Many were turned down because they looked too modern and removed from their early 20th Century counterparts.
The shortage of suitable locals meant the BBC had to rely on 'professional supporting artists'.
Too modern: Locals were turned down for roles as extras because they were too modern – with tattoos, piercings and fake tans
The BBC's casting director for the series, one of the most ambitious dramas of recent years, had a long list of no-nos, which also included short or dyed hair and long finger nails.
Linda Baines, who runs the post office in Hayfield, said: 'I would have loved to have seen myself in a prime time drama, as would my husband, but unfortunately we have tattoos and my hair is dyed so we didn't stand a chance.'
Elaine Rose-Fleuriot, a former postlady who did land a role, said: 'They told everyone they would hold a casting at the village hall. You had to take along your measurements and they took a polaroid.
'There was a huge buzz of excitement about the filming and everyone wanted to be involved. The problem was that you needed hair long enough to tie up. It couldn't be dyed, your nails couldn't be too long and you couldn't have tattoos or too many piercings or be too tanned.'
The seven men and eight women recruited locally were joined by 20 professional extras. A BBC spokesman said: 'There are certain criteria that don't fit a costume drama set in 1914.

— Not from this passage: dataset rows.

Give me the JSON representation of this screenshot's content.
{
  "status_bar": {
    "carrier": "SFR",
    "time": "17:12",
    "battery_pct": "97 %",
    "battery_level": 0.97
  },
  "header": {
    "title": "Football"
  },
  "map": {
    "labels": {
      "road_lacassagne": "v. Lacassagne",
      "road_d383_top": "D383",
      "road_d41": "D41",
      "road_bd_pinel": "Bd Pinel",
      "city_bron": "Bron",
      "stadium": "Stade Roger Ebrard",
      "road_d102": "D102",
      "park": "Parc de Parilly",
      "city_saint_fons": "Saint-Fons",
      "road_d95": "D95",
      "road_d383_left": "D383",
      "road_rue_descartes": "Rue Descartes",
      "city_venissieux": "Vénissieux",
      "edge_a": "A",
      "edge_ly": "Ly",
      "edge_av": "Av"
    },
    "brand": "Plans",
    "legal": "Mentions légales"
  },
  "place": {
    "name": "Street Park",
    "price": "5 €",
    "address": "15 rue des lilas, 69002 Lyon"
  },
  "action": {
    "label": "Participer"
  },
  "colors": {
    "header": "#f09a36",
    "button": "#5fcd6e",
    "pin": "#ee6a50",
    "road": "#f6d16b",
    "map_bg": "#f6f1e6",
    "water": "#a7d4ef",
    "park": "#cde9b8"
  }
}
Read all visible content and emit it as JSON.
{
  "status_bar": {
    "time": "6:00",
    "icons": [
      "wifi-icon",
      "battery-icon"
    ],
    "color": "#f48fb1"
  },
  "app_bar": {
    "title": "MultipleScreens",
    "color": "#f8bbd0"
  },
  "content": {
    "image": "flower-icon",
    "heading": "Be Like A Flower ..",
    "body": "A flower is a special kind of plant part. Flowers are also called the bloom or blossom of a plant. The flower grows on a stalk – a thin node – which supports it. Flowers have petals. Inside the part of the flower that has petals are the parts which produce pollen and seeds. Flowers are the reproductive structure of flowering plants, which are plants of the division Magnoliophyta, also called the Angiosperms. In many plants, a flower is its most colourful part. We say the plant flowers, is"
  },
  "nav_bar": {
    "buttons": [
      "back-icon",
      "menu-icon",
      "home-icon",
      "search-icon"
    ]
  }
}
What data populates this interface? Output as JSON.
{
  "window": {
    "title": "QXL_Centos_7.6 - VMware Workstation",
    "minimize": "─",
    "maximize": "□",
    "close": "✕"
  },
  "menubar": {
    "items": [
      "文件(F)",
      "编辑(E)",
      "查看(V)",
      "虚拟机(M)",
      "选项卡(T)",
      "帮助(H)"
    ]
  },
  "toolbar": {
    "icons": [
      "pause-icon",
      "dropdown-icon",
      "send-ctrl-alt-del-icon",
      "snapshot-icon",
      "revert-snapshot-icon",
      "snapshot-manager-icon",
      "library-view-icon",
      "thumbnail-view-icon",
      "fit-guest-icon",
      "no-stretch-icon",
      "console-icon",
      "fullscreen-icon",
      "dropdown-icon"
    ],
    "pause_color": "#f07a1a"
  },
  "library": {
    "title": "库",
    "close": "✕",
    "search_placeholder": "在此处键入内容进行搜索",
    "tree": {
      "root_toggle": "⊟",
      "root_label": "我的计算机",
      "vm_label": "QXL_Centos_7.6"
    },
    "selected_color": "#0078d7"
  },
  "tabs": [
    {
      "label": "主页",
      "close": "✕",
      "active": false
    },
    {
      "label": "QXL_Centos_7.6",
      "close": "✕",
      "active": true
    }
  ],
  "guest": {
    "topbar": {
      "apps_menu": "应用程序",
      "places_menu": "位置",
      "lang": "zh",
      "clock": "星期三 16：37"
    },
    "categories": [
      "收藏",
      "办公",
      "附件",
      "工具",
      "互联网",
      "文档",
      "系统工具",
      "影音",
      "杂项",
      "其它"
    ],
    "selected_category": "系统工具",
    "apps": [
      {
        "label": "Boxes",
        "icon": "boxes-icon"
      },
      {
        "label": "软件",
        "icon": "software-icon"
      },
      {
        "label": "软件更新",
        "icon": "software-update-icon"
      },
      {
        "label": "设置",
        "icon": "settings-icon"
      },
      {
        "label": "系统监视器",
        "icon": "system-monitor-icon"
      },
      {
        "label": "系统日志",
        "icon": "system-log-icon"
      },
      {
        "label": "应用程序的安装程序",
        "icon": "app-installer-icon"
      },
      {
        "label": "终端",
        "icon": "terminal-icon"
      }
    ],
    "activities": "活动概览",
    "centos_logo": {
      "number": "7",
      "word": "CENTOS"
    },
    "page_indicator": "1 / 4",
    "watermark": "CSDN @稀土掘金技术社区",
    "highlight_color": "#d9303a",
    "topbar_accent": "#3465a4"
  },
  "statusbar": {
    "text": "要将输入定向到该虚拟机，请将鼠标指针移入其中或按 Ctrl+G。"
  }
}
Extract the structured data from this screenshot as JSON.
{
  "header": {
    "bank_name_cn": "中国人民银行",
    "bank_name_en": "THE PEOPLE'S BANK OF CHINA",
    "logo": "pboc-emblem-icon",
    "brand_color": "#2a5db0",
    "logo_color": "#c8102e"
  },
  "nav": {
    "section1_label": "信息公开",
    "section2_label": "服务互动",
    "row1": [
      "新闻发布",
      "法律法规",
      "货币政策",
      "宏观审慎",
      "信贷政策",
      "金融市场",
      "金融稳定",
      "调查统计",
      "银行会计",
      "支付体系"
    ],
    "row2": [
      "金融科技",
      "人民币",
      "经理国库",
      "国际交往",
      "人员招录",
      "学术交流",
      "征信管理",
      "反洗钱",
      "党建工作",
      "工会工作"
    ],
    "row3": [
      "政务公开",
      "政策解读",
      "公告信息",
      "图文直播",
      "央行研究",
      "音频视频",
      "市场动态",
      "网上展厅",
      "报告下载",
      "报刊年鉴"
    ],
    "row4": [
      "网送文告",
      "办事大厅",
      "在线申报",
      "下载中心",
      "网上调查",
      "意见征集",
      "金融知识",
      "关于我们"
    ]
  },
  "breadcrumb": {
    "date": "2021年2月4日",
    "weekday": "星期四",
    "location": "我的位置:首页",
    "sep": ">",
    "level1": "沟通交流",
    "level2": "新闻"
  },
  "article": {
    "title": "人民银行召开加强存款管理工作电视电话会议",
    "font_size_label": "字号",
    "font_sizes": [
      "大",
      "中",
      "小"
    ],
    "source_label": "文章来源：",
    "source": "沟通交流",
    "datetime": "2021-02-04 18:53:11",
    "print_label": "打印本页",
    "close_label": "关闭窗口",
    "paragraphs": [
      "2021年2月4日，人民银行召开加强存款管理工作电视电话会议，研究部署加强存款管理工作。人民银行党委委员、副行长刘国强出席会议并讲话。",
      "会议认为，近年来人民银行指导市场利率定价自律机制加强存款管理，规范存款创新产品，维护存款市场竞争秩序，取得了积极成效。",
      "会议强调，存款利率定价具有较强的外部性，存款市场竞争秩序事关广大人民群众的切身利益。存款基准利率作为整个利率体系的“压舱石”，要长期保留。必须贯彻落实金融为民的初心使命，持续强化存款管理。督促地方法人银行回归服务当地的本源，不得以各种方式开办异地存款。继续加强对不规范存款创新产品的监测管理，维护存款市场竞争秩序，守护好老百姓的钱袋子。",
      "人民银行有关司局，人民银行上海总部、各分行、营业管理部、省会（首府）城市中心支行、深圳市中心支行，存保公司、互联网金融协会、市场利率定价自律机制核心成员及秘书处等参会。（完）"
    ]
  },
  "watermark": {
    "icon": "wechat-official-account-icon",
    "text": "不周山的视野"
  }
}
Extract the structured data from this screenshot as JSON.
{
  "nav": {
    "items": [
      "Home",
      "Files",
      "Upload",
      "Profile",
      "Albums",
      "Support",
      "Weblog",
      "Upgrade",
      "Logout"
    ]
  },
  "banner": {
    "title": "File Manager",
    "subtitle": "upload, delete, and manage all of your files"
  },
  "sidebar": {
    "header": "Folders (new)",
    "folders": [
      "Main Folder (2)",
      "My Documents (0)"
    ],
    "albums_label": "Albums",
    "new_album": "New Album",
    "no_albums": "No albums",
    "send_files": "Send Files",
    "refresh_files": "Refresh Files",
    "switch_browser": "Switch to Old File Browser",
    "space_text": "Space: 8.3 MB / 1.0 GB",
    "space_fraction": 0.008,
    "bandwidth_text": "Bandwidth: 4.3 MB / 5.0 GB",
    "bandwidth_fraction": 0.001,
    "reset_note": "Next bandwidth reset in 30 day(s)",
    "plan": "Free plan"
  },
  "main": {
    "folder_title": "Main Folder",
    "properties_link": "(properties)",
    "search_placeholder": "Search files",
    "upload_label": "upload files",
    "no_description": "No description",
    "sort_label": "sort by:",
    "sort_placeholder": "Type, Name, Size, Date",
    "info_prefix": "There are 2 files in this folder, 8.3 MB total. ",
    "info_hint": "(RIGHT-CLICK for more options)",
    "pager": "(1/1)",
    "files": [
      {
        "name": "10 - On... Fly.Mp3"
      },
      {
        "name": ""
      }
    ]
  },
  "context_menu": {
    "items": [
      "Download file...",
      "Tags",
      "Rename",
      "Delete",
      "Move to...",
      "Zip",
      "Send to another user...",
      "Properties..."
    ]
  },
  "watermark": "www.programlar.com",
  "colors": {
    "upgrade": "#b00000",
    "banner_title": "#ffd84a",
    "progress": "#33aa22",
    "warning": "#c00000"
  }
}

It was important the series looked real. The things we couldn't have included were dyed hair, piercings, tattoos, tans and plucked eyebrows.'
On location: The village of Hayfield in Derbyshire where some of the BBC One series was filmed
'Ordinary': Only one in 10 of the local residents who turned up to casting was chosen for the series